The benefits -- and risks -- of multiple GRC tools
GRC experts are quick to point out that typically, no single product will meet 100% of an organization's GRC needs. Many GRC platforms support a wide range of use cases, and some vendors are stronger in certain areas than in others. That may mean different departments end up implementing different GRC tools. If this happens, it's vital to take into account the overarching goals of the organization's GRC program, its objectives and how the tools will support these goals.
"If a modular product is to be purchased, risk can be mitigated by deploying one module, integrating it, capturing lessons learned and then applying those to the next module," Durbin said. "If this is not possible and tradeoffs have to be made, a pilot deployment may assist in determining how best to implement the tool and understand the impacts of those tradeoffs."
The lack of holistic solutions creates its own risks to consider, however. Scott Peeler, managing director at New York-based digital risk management and investigation firm Stroz Friedberg, notes that using multiple vendors with different products may not provide the complete GRC overlap the company is seeking.
"In the end, they buy solutions that they have to spend a lot of time managing," Peeler said. "The converse is they hold off making a decision, which leaves them additionally exposed."
Companies should consider the compliance areas that most often keep them up at night, and develop their top four or five compliance priorities. Companies can then further determine details such as deadlines and budget considerations, Peeler said.
"By teasing out the wish list for the next few years' budgets, they can steer toward a tool or tools that can help most," Peeler said.
It's important for organizations to address a few concerns up front, such as how the tools or tools specifically address and provide value to an overall compliance risk mitigation strategy, Peeler said.

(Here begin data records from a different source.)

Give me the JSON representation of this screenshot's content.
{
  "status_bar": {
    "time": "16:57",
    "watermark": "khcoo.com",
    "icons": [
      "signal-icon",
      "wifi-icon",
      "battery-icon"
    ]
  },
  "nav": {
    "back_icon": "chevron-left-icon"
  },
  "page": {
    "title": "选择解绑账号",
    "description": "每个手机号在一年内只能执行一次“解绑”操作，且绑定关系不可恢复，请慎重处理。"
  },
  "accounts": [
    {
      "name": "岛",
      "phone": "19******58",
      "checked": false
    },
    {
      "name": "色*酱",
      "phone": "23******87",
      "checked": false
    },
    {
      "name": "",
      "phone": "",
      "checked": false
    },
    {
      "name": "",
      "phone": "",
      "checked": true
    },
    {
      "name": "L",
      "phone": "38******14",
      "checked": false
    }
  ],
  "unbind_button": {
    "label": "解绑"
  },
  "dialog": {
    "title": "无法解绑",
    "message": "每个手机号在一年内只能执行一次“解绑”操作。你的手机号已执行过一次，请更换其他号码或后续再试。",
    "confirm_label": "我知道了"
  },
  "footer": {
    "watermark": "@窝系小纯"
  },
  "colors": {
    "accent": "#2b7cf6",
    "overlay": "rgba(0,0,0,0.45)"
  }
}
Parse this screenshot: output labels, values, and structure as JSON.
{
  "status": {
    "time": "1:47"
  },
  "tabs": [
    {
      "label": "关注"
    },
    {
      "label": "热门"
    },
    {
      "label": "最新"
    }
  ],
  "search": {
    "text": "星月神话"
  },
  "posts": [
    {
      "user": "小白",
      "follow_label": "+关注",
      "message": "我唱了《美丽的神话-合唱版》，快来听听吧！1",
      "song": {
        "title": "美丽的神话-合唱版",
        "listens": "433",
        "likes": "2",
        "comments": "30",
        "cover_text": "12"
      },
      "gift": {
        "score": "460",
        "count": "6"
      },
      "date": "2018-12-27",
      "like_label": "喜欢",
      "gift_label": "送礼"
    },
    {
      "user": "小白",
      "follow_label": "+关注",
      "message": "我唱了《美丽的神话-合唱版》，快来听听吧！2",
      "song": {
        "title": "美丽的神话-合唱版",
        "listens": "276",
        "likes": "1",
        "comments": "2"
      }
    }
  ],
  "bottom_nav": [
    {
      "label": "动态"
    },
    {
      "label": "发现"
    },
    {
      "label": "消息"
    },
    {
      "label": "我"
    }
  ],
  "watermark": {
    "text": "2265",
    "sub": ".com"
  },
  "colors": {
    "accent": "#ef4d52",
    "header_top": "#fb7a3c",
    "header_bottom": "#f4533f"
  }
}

Another factor is how holistic each specific tool is -- in other words, where does the GRC value run out?
"I think, a lot of times, there's a reluctance [to buy tools from multiple vendors] because they think they are buying a partial solution," Peeler said. "They're putting a fence up on one side of their property but they are still leaving three sides open, and I think there is a great frustration with that."
Of course, it still comes back to selecting the vendor -- or vendors -- that are most relevant to your organization's needs. Caldwell said businesses should ultimately avoid choosing vendors based only on name recognition, and instead consider a smaller operation if it has experience in their specific industry, or is located in an area that makes sense geographically. For example, a midsize bank based in the Netherlands with minimal global reach would probably be best served by a local GRC vendor that would be most responsive to its needs, Caldwell said.
To further vet potential GRC-tool candidates, Caldwell recommends that organizations present a "script" for the vendor to follow during the selection process, rather than just request a demo.
"Instead of just giving the vendor carte blanche to just come in and do whatever they want, think about how you are going to be using these tools and write out the script telling the vendor exactly what you want to see," Caldwell said.
More on GRC buying decisions
Navigating the complex GRC technology world
JOBS Act has minimal impact on GRC tools – for now
The script could outline specifics, such as "a day in the life" of auditors, compliance managers or anybody else who would be using the tool. Asking basic questions, such as exactly how employees will be using and interacting with the tool, is hugely beneficial when making a decision, Caldwell said.
"Script that out and have the vendor demo against that script," Caldwell said. "That would give you a much better idea on whether something is a truly going to be a capability that our people will use because we understand it, it makes sense, or whether it looks clumsy, difficult and challenging."
This was first published in July 2013